| PROBLEM REQUIREMENTS |
Check each line of the listing for the string "level", then state how many lines have it. Only the number is wanted.
(Beginning of DATA RECORDS)
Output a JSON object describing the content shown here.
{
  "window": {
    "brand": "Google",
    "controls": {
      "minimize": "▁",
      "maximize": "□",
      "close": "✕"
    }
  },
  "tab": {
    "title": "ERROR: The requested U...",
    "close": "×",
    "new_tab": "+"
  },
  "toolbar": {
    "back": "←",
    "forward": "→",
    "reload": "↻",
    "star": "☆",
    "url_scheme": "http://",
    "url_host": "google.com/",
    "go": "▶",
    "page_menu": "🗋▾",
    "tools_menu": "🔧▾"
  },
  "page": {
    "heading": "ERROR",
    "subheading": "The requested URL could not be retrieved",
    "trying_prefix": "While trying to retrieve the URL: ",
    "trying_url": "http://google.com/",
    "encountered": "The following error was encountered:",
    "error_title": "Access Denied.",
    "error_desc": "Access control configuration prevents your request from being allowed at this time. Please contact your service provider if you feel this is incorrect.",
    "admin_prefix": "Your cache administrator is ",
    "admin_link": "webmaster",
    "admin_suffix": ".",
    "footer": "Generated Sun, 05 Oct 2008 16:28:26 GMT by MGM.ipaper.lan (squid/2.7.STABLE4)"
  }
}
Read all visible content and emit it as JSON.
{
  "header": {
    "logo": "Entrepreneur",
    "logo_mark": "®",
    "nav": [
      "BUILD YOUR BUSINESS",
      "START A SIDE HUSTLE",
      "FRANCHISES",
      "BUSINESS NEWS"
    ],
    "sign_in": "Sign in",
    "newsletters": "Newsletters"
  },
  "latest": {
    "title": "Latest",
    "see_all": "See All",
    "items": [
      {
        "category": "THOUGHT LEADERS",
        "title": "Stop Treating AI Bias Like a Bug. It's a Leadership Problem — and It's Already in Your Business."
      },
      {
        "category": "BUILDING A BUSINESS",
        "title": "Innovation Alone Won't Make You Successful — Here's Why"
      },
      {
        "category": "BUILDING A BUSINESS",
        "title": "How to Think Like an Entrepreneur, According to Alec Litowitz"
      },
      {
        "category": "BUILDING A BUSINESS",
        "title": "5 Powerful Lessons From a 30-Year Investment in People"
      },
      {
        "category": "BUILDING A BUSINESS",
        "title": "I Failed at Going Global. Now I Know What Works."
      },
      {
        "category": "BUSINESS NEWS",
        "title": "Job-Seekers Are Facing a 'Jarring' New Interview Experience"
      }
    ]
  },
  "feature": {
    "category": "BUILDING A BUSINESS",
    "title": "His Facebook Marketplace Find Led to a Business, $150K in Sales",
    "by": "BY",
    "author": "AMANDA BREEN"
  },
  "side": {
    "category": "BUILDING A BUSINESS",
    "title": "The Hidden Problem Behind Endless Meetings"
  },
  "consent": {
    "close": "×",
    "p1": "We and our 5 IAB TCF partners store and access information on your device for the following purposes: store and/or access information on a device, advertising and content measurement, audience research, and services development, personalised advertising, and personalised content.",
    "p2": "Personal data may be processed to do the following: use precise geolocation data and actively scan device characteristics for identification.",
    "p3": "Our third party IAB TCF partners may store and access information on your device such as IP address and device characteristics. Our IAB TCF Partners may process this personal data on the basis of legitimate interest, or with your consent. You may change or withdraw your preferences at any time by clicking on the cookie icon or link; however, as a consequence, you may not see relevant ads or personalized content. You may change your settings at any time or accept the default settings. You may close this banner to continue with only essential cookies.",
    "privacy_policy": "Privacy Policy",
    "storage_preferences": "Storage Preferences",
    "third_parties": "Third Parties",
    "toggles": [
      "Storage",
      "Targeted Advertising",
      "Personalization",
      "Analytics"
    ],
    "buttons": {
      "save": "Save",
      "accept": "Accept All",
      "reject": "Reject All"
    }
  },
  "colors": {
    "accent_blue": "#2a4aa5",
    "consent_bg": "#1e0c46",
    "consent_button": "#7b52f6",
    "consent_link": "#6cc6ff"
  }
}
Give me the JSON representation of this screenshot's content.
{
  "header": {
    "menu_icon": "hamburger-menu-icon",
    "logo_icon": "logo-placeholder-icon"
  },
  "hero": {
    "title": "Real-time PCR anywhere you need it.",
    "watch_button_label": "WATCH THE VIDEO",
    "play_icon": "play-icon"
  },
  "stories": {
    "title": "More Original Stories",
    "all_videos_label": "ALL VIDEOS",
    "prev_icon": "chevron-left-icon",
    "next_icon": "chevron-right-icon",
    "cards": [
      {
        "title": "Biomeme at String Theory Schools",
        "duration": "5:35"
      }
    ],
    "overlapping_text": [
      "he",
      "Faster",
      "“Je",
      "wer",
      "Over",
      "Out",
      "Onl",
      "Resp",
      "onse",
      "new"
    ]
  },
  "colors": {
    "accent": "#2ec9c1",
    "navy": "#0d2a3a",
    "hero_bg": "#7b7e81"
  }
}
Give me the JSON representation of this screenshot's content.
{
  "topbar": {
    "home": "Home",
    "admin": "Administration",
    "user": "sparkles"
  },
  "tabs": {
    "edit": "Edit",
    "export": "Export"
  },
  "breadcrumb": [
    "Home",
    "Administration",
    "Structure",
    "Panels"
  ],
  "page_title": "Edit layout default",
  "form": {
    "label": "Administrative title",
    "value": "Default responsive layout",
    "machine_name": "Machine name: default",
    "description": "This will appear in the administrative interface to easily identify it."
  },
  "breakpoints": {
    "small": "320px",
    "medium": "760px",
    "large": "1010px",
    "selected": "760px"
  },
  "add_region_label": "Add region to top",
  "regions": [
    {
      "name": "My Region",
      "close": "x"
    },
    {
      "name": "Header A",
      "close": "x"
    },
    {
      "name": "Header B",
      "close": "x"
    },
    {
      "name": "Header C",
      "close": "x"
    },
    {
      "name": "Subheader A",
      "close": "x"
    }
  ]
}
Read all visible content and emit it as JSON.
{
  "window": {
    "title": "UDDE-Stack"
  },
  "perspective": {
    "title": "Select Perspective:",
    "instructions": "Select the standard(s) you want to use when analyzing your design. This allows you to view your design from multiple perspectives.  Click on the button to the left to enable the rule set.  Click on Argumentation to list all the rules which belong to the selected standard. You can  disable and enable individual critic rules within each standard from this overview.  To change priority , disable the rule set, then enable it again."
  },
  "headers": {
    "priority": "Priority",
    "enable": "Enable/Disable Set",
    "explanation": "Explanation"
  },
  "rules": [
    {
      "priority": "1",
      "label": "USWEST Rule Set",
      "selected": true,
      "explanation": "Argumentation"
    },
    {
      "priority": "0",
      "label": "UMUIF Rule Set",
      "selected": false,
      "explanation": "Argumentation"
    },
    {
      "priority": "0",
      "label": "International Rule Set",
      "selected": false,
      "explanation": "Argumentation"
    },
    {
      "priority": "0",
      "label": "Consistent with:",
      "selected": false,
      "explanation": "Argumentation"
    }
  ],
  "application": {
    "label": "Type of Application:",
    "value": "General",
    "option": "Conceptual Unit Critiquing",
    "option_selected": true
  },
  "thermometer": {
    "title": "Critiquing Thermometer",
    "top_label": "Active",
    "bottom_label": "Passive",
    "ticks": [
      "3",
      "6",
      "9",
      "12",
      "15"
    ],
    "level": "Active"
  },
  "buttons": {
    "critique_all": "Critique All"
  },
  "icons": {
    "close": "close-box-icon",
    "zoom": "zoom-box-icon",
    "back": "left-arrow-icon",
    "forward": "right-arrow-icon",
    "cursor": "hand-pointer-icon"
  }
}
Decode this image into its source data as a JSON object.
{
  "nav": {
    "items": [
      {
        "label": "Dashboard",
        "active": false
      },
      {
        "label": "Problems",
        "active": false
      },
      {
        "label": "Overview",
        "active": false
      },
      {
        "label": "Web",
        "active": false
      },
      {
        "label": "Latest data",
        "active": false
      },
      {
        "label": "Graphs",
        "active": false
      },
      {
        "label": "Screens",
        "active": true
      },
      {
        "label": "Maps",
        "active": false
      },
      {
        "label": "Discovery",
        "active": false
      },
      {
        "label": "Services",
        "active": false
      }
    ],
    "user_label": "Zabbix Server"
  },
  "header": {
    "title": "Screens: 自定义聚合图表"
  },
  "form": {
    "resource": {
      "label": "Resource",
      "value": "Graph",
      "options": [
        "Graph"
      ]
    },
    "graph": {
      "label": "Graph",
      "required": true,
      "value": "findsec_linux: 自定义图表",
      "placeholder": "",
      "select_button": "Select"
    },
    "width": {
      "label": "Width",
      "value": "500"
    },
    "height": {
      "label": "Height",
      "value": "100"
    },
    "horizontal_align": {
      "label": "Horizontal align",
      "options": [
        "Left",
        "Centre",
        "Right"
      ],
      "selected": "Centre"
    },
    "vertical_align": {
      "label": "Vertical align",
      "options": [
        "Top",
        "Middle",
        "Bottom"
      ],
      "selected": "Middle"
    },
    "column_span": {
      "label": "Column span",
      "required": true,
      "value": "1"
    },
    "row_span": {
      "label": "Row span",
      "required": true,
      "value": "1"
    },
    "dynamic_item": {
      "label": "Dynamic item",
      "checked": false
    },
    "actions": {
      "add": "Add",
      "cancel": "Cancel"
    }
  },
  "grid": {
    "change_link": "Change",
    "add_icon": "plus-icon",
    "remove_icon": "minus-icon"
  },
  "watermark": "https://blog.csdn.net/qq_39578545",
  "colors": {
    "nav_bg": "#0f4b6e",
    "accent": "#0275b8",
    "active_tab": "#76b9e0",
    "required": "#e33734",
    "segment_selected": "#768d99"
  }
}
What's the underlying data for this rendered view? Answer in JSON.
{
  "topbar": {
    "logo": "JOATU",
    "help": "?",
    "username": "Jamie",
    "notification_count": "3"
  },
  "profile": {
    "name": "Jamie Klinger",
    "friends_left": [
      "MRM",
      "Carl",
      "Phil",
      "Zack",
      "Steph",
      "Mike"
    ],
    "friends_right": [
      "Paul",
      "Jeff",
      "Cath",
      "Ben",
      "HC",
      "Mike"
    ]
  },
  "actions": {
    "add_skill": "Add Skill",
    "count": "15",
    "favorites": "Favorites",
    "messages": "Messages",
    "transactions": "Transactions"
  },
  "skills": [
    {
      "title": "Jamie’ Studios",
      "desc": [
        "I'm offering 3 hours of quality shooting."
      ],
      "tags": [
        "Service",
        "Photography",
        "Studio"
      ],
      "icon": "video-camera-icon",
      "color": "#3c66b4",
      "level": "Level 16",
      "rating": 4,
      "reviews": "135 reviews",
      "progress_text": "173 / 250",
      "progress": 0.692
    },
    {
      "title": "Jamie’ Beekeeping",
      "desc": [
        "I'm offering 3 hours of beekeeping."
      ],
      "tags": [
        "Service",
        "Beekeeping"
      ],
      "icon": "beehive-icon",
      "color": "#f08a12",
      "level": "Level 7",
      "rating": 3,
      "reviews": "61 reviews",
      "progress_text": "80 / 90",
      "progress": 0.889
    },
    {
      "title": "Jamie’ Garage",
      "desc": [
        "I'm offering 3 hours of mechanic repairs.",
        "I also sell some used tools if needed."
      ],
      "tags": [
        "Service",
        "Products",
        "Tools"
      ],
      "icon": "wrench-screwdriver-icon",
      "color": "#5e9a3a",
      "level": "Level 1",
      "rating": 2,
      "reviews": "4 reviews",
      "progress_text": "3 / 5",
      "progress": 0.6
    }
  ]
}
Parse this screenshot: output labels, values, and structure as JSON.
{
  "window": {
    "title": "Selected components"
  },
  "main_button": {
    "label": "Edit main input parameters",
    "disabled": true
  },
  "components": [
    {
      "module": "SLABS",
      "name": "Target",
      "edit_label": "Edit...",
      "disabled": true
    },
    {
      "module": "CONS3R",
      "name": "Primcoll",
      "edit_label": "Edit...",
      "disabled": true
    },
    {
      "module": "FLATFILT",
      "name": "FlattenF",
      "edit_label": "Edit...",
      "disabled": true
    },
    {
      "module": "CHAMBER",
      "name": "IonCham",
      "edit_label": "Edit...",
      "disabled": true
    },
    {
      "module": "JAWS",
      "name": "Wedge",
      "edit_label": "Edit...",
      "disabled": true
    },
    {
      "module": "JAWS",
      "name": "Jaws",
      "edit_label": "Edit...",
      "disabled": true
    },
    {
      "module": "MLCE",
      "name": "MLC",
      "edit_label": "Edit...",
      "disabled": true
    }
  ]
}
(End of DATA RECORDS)
| OUTPUT BELOW |
4